The insights from a CMMS help facilities plan for the long-term. Rather than turning inventory management into a constant game of guess-and-check, managers can turn to the data. Determining when to order items is an aspect of inventory management that can be difficult to master without data. This is especially true for big purchases, which shouldn’t be bought too early or too late. Looking at the CMMS data, inventory managers can identify the times when certain equipment commonly needs to be replaced. They can then order items just before they hit the reorder point, ensuring the inventory level never dips below.
Location Tracking and Item Transfer
Tracking item locations is one of the most powerful inventory management features of CMMS. CMMS software uses real-time inventory tracking to keep tabs on every piece of company inventory. Especially important for tracking equipment, real-time inventory tracking makes location transfers easy to manage. Rather than calling up several locations before finding the equipment they need, inventory managers can just look it up in their CMMS. They can then use it to place a work order for the transfer, which is sent to the other location. After the transfer is complete, the new location of the item is automatically updated, so that a different inventory manager can find the item when they need it.
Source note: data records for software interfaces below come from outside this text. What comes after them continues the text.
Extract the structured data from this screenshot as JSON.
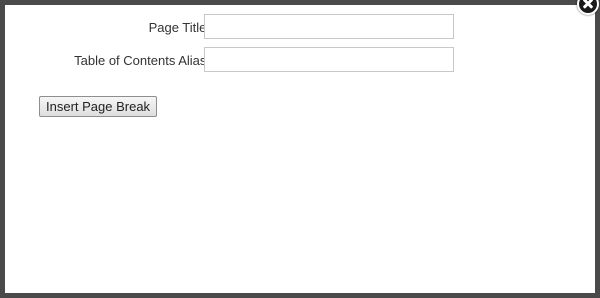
{
  "dialog": {
    "close_icon": "close-icon",
    "fields": {
      "page_title": {
        "label": "Page Title:",
        "value": "",
        "placeholder": ""
      },
      "toc_alias": {
        "label": "Table of Contents Alias:",
        "value": "",
        "placeholder": ""
      }
    },
    "insert_button_label": "Insert Page Break"
  }
}
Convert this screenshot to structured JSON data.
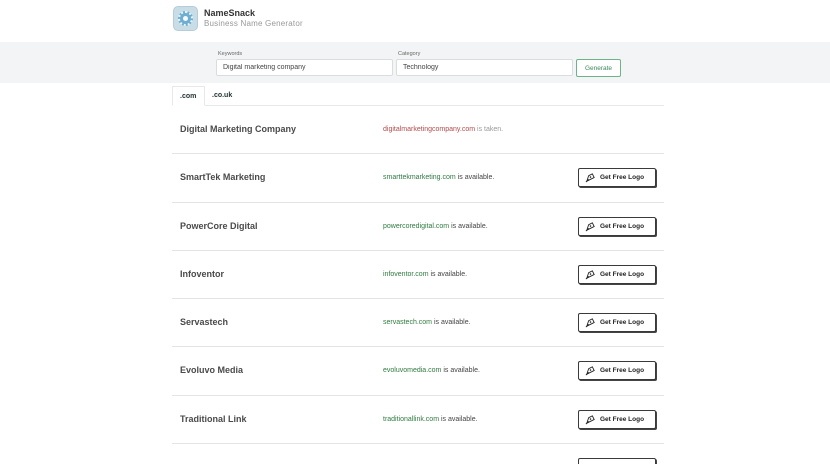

Low Inventory Alerts
Remember what we said earlier about missing inventory being a manager’s worst nightmare? CMMS provides low inventory alerts to make sure this nightmare never occurs. Great inventory control means that your most important items never get too low. CMMS keeps track of both current inventory levels and your reorder point, so that when an item gets close to the reorder point, it gives you an alert. No longer do you have to keep an eagle eye on every piece of company inventory. CMMS does this for you so you can spend your time doing something more productive.
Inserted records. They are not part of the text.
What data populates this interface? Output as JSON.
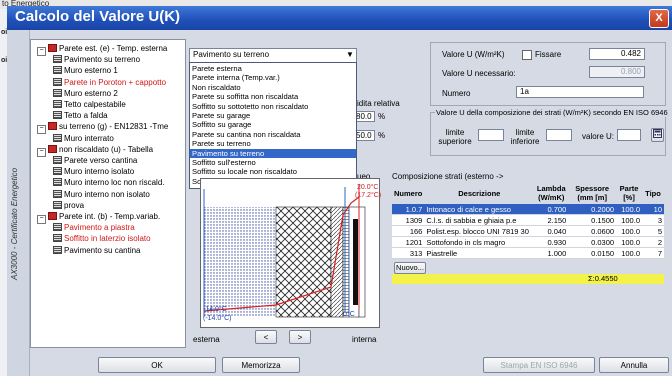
{
  "background_app": {
    "title": "to Energetico",
    "left_panel_texts": [
      "oic",
      "oic"
    ]
  },
  "window": {
    "title": "Calcolo del Valore U(K)",
    "close_label": "X",
    "sidebar_text": "AX3000 - Certificato Energetico"
  },
  "tree": [
    {
      "label": "Parete est. (e) - Temp. esterna",
      "indent": 0,
      "kind": "root",
      "color": "black"
    },
    {
      "label": "Pavimento su terreno",
      "indent": 1,
      "kind": "leaf",
      "color": "black"
    },
    {
      "label": "Muro esterno 1",
      "indent": 1,
      "kind": "leaf",
      "color": "black"
    },
    {
      "label": "Parete in Poroton + cappotto",
      "indent": 1,
      "kind": "leaf",
      "color": "red"
    },
    {
      "label": "Muro esterno 2",
      "indent": 1,
      "kind": "leaf",
      "color": "black"
    },
    {
      "label": "Tetto calpestabile",
      "indent": 1,
      "kind": "leaf",
      "color": "black"
    },
    {
      "label": "Tetto a falda",
      "indent": 1,
      "kind": "leaf",
      "color": "black"
    },
    {
      "label": "su terreno (g) - EN12831 -Tme",
      "indent": 0,
      "kind": "root",
      "color": "black"
    },
    {
      "label": "Muro interrato",
      "indent": 1,
      "kind": "leaf",
      "color": "black"
    },
    {
      "label": "non riscaldato (u) - Tabella",
      "indent": 0,
      "kind": "root",
      "color": "black"
    },
    {
      "label": "Parete verso cantina",
      "indent": 1,
      "kind": "leaf",
      "color": "black"
    },
    {
      "label": "Muro interno isolato",
      "indent": 1,
      "kind": "leaf",
      "color": "black"
    },
    {
      "label": "Muro interno loc non riscald.",
      "indent": 1,
      "kind": "leaf",
      "color": "black"
    },
    {
      "label": "Muro interno non isolato",
      "indent": 1,
      "kind": "leaf",
      "color": "black"
    },
    {
      "label": "prova",
      "indent": 1,
      "kind": "leaf",
      "color": "black"
    },
    {
      "label": "Parete int. (b) - Temp.variab.",
      "indent": 0,
      "kind": "root",
      "color": "black"
    },
    {
      "label": "Pavimento a piastra",
      "indent": 1,
      "kind": "leaf",
      "color": "red"
    },
    {
      "label": "Soffitto in laterzio isolato",
      "indent": 1,
      "kind": "leaf",
      "color": "red"
    },
    {
      "label": "Pavimento su cantina",
      "indent": 1,
      "kind": "leaf",
      "color": "black"
    }
  ],
  "type_select": {
    "value": "Pavimento su terreno",
    "options": [
      "Parete esterna",
      "Parete interna (Temp.var.)",
      "Non riscaldato",
      "Parete su soffitta non riscaldata",
      "Soffitto su sottotetto non riscaldato",
      "Parete su garage",
      "Soffitto su garage",
      "Parete su cantina non riscaldata",
      "Parete su terreno",
      "Pavimento su terreno",
      "Soffitto sull'esterno",
      "Soffitto su locale non riscaldato",
      "Soffitto su altri appartamenti"
    ],
    "selected_index": 9
  },
  "behind_list": {
    "humidity_label": "idita relativa",
    "val1": "80.0",
    "unit1": "%",
    "val2": "50.0",
    "unit2": "%",
    "partial": "ueo"
  },
  "u_values": {
    "valore_u_label": "Valore U  (W/m²K)",
    "fissare_label": "Fissare",
    "valore_u": "0.482",
    "necessario_label": "Valore U necessario:",
    "necessario": "0.800",
    "numero_label": "Numero",
    "numero": "1a"
  },
  "iso_group": {
    "title": "Valore U della composizione dei strati (W/m²K) secondo EN ISO 6946",
    "limite_sup": "limite superiore",
    "limite_inf": "limite inferiore",
    "valore_u": "valore U:"
  },
  "diagram": {
    "top_temp": "20.0°C",
    "top_temp2": "(17.2°C)",
    "bottom_left": "-14.0°C",
    "bottom_left2": "(-14.0°C)",
    "zero": "0°C",
    "esterna_label": "esterna",
    "interna_label": "interna",
    "prev_label": "<",
    "next_label": ">"
  },
  "strata": {
    "title": "Composizione strati (esterno ->",
    "columns": [
      "Numero",
      "Descrizione",
      "Lambda (W/mK)",
      "Spessore (mm [m]",
      "Parte [%]",
      "Tipo"
    ],
    "rows": [
      {
        "numero": "1.0.7",
        "descrizione": "Intonaco di calce e gesso",
        "lambda": "0.700",
        "spessore": "0.2000",
        "parte": "100.0",
        "tipo": "10",
        "selected": true
      },
      {
        "numero": "1309",
        "descrizione": "C.l.s. di sabbia e ghiaia p.e",
        "lambda": "2.150",
        "spessore": "0.1500",
        "parte": "100.0",
        "tipo": "3",
        "selected": false
      },
      {
        "numero": "166",
        "descrizione": "Polist.esp. blocco UNI 7819 30",
        "lambda": "0.040",
        "spessore": "0.0600",
        "parte": "100.0",
        "tipo": "5",
        "selected": false
      },
      {
        "numero": "1201",
        "descrizione": "Sottofondo in cls magro",
        "lambda": "0.930",
        "spessore": "0.0300",
        "parte": "100.0",
        "tipo": "2",
        "selected": false
      },
      {
        "numero": "313",
        "descrizione": "Piastrelle",
        "lambda": "1.000",
        "spessore": "0.0150",
        "parte": "100.0",
        "tipo": "7",
        "selected": false
      }
    ],
    "new_label": "Nuovo...",
    "sum": "Σ:0.4550"
  },
  "buttons": {
    "ok": "OK",
    "memorizza": "Memorizza",
    "stampa": "Stampa EN ISO 6946",
    "annulla": "Annulla"
  }
}
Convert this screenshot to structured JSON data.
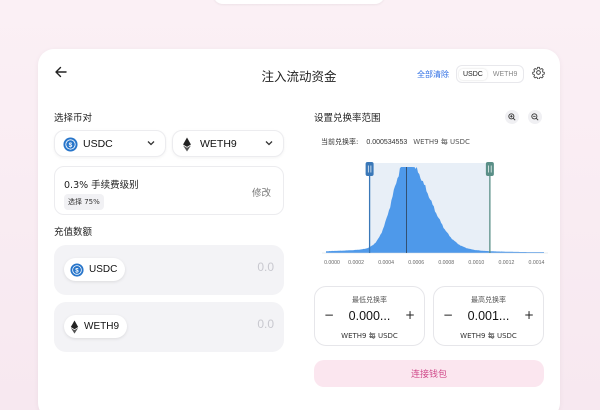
{
  "header": {
    "title": "注入流动资金",
    "clear_all": "全部清除",
    "toggle": {
      "options": [
        "USDC",
        "WETH9"
      ],
      "active": "USDC"
    }
  },
  "pair": {
    "label": "选择币对",
    "token_a": {
      "symbol": "USDC",
      "icon": "usdc-icon"
    },
    "token_b": {
      "symbol": "WETH9",
      "icon": "eth-icon"
    }
  },
  "fee": {
    "title": "0.3% 手续费级别",
    "badge": "选择 75%",
    "edit": "修改"
  },
  "deposit": {
    "label": "充值数额",
    "items": [
      {
        "symbol": "USDC",
        "amount": "0.0"
      },
      {
        "symbol": "WETH9",
        "amount": "0.0"
      }
    ]
  },
  "range": {
    "label": "设置兑换率范围",
    "current_rate_label": "当前兑换率:",
    "current_rate_value": "0.000534553",
    "current_rate_unit": "WETH9 每 USDC"
  },
  "chart_data": {
    "type": "area",
    "x_ticks": [
      "0.0000",
      "0.0002",
      "0.0004",
      "0.0006",
      "0.0008",
      "0.0010",
      "0.0012",
      "0.0014"
    ],
    "xlim": [
      0,
      0.00145
    ],
    "current_price": 0.000534553,
    "range": [
      0.00029,
      0.00109
    ],
    "color_fill": "#3d8fe8",
    "color_range": "#4a86c0"
  },
  "price_boxes": {
    "min": {
      "label": "最低兑换率",
      "value": "0.000...",
      "unit": "WETH9 每 USDC"
    },
    "max": {
      "label": "最高兑换率",
      "value": "0.001...",
      "unit": "WETH9 每 USDC"
    }
  },
  "connect": {
    "label": "连接钱包"
  }
}
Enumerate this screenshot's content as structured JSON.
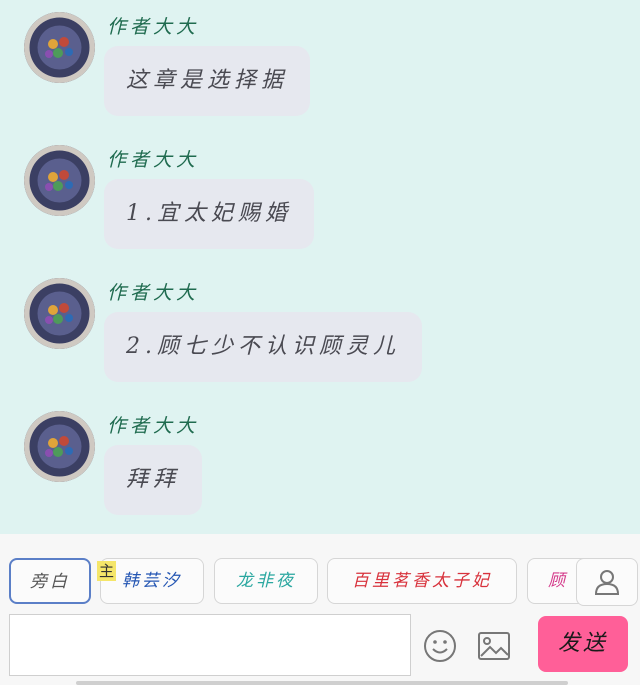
{
  "messages": [
    {
      "sender": "作者大大",
      "text": "这章是选择据"
    },
    {
      "sender": "作者大大",
      "text": "1.宜太妃赐婚"
    },
    {
      "sender": "作者大大",
      "text": "2.顾七少不认识顾灵儿"
    },
    {
      "sender": "作者大大",
      "text": "拜拜"
    }
  ],
  "roles": [
    {
      "label": "旁白",
      "color": "#555555"
    },
    {
      "label": "韩芸汐",
      "color": "#2456b3"
    },
    {
      "label": "龙非夜",
      "color": "#2aa7a0"
    },
    {
      "label": "百里茗香太子妃",
      "color": "#d8323c"
    },
    {
      "label": "顾",
      "color": "#d43a8a"
    }
  ],
  "main_badge": "主",
  "icons": {
    "contact": "person-icon",
    "emoji": "smiley-icon",
    "image": "image-icon"
  },
  "send_label": "发送",
  "colors": {
    "background": "#dff3f1",
    "bubble": "#e6e8ef",
    "sender": "#1f6b4f",
    "send_button": "#ff5f98"
  }
}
Decreased Equipment Downtime
Large facilities with lots of heavy equipment occasionally run into faulty equipment — it’s just the nature of the beast. The difference between efficient and inefficient facilities is how long the equipment is down. Quick repairs are necessary to run your facility effectively. But repairs can only happen quickly if the right parts are in stock and readily available. Many facilities run into the all-too-common problem of misplaced or out of stock parts that are critical to a repair. A CMMS details spare part information for equipment, so you know exactly what you need for your most critical assets. By keeping track of where these spare parts are and alerting you when stock levels get low, equipment downtime is drastically reduced.
Better budgeting is a result of several of the benefits above. By understanding the patterns of item usage, facilities know what to prepare for. They know just how many of each inventory item they normally use, and therefore how many they need to buy and when they need to buy them. Using this information, they know if they can fit additional expenses into their budget. Inventory managers can also use their CMMS to reduce the cost of rush orders. Facilities don’t have to rush order an item if they already have it in stock. Keeping track of the inventory levels of important items ensures that they’re always available, so when equipment breaks down, the manager doesn’t have to place a rush order to get it in quickly. Rather, they just check their CMMS and grab it from the stock room. In addition, a CMMS tracks item cost information so it’s all collected within the system for all users to access.
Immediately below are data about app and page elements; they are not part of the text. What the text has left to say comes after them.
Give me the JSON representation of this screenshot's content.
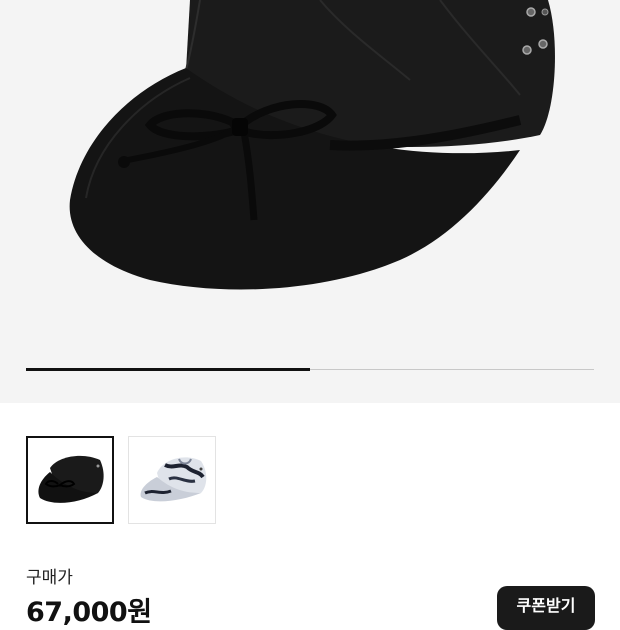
{
  "product": {
    "main_image": "black-cap-with-bow-tie",
    "carousel": {
      "current": 1,
      "total": 2,
      "progress": 0.5
    },
    "thumbnails": [
      {
        "image": "black-cap-thumbnail",
        "selected": true
      },
      {
        "image": "tie-dye-cap-thumbnail",
        "selected": false
      }
    ]
  },
  "price": {
    "label": "구매가",
    "value": "67,000원"
  },
  "coupon_button": {
    "label": "쿠폰받기"
  }
}
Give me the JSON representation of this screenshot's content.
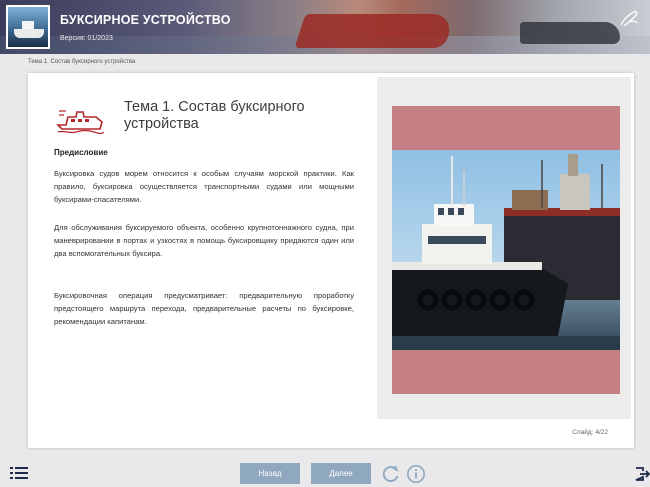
{
  "header": {
    "title": "БУКСИРНОЕ УСТРОЙСТВО",
    "version": "Версия: 01/2023",
    "logo_icon": "tugboat-logo-icon",
    "corner_icon": "signature-icon"
  },
  "breadcrumb": "Тема 1. Состав буксирного устройства",
  "content": {
    "topic_icon": "tugboat-icon",
    "topic_title": "Тема 1. Состав буксирного устройства",
    "section_title": "Предисловие",
    "paragraphs": [
      "Буксировка судов морем относится к особым случаям морской практики. Как правило, буксировка осуществляется транспортными судами или мощными буксирами-спасателями.",
      "Для обслуживания буксируемого объекта, особенно крупнотоннажного судна, при маневрировании в портах и узкостях в помощь буксировщику придаются один или два вспомогательных буксира.",
      "Буксировочная операция предусматривает: предварительную проработку предстоящего маршрута перехода, предварительные расчеты по буксировке, рекомендации капитанам."
    ],
    "image": "tugboat-photo",
    "slide_counter": "Слайд: 4/22"
  },
  "footer": {
    "menu_icon": "menu-list-icon",
    "back_label": "Назад",
    "next_label": "Далее",
    "reload_icon": "reload-icon",
    "info_icon": "info-icon",
    "exit_icon": "exit-icon"
  },
  "colors": {
    "accent_red": "#b3262a",
    "button_blue": "#8fa8c0",
    "image_frame": "#c48082"
  }
}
You undoubtedly know the benefits of great inventory management, but you get so much more when you use a CMMS to facilitate it. When used to its full potential, CMMS can turn any facility into a well-oiled machine (so to speak). It just takes some effort and the proper use of insights.